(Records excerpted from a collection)
* * * * * * *
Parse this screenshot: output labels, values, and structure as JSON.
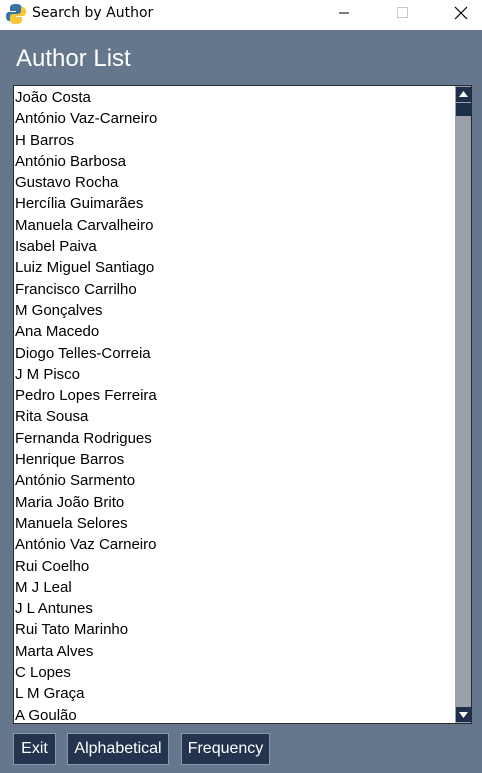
{
  "window": {
    "title": "Search by Author"
  },
  "heading": "Author List",
  "authors": [
    "João Costa",
    "António Vaz-Carneiro",
    "H Barros",
    "António Barbosa",
    "Gustavo Rocha",
    "Hercília Guimarães",
    "Manuela Carvalheiro",
    "Isabel Paiva",
    "Luiz Miguel Santiago",
    "Francisco Carrilho",
    "M Gonçalves",
    "Ana Macedo",
    "Diogo Telles-Correia",
    "J M Pisco",
    "Pedro Lopes Ferreira",
    "Rita Sousa",
    "Fernanda Rodrigues",
    "Henrique Barros",
    "António Sarmento",
    "Maria João Brito",
    "Manuela Selores",
    "António Vaz Carneiro",
    "Rui Coelho",
    "M J Leal",
    "J L Antunes",
    "Rui Tato Marinho",
    "Marta Alves",
    "C Lopes",
    "L M Graça",
    "A Goulão"
  ],
  "buttons": {
    "exit": "Exit",
    "alphabetical": "Alphabetical",
    "frequency": "Frequency"
  },
  "colors": {
    "background": "#64778d",
    "button": "#24344f",
    "scrollbar_track": "#9aa1ab",
    "scrollbar_thumb": "#1d2f4a"
  },
  "icons": {
    "app": "python-icon",
    "minimize": "minimize-icon",
    "maximize": "maximize-icon",
    "close": "close-icon",
    "scroll_up": "arrow-up-icon",
    "scroll_down": "arrow-down-icon"
  }
}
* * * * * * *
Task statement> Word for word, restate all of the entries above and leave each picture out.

The answer>
Parse this screenshot: output labels, values, and structure as JSON.
{
  "window": {
    "title": "Search by Author"
  },
  "heading": "Author List",
  "authors": [
    "João Costa",
    "António Vaz-Carneiro",
    "H Barros",
    "António Barbosa",
    "Gustavo Rocha",
    "Hercília Guimarães",
    "Manuela Carvalheiro",
    "Isabel Paiva",
    "Luiz Miguel Santiago",
    "Francisco Carrilho",
    "M Gonçalves",
    "Ana Macedo",
    "Diogo Telles-Correia",
    "J M Pisco",
    "Pedro Lopes Ferreira",
    "Rita Sousa",
    "Fernanda Rodrigues",
    "Henrique Barros",
    "António Sarmento",
    "Maria João Brito",
    "Manuela Selores",
    "António Vaz Carneiro",
    "Rui Coelho",
    "M J Leal",
    "J L Antunes",
    "Rui Tato Marinho",
    "Marta Alves",
    "C Lopes",
    "L M Graça",
    "A Goulão"
  ],
  "buttons": {
    "exit": "Exit",
    "alphabetical": "Alphabetical",
    "frequency": "Frequency"
  },
  "colors": {
    "background": "#64778d",
    "button": "#24344f",
    "scrollbar_track": "#9aa1ab",
    "scrollbar_thumb": "#1d2f4a"
  },
  "icons": {
    "app": "python-icon",
    "minimize": "minimize-icon",
    "maximize": "maximize-icon",
    "close": "close-icon",
    "scroll_up": "arrow-up-icon",
    "scroll_down": "arrow-down-icon"
  }
}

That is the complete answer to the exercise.